:: INFORMATION SUPPLIED

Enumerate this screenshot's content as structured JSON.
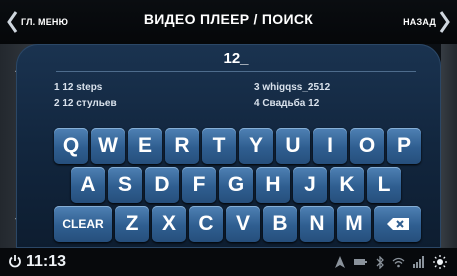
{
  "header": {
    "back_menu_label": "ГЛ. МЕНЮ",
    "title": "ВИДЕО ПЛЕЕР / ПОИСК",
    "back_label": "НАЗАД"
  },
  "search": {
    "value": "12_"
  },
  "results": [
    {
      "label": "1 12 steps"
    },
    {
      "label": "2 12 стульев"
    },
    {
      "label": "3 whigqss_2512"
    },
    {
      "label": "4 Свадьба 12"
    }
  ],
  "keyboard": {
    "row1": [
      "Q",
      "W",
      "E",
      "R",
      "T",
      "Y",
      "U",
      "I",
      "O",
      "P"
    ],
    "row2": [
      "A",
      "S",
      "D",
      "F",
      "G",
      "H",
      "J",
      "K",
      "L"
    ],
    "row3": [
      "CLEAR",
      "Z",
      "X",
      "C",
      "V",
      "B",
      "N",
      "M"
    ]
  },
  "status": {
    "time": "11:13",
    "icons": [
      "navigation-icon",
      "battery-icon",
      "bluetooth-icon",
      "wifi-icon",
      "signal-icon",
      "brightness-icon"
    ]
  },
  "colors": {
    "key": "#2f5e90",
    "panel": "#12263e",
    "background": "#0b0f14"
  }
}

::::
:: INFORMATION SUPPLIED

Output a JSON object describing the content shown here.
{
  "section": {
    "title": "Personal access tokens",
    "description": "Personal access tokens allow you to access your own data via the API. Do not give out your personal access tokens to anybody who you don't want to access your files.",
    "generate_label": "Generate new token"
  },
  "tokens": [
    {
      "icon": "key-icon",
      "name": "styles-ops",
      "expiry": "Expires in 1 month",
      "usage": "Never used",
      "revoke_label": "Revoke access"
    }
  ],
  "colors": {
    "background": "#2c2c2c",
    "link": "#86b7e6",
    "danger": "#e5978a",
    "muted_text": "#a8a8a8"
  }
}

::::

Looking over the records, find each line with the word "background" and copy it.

    "background": "#0b0f14"
    "background": "#2c2c2c",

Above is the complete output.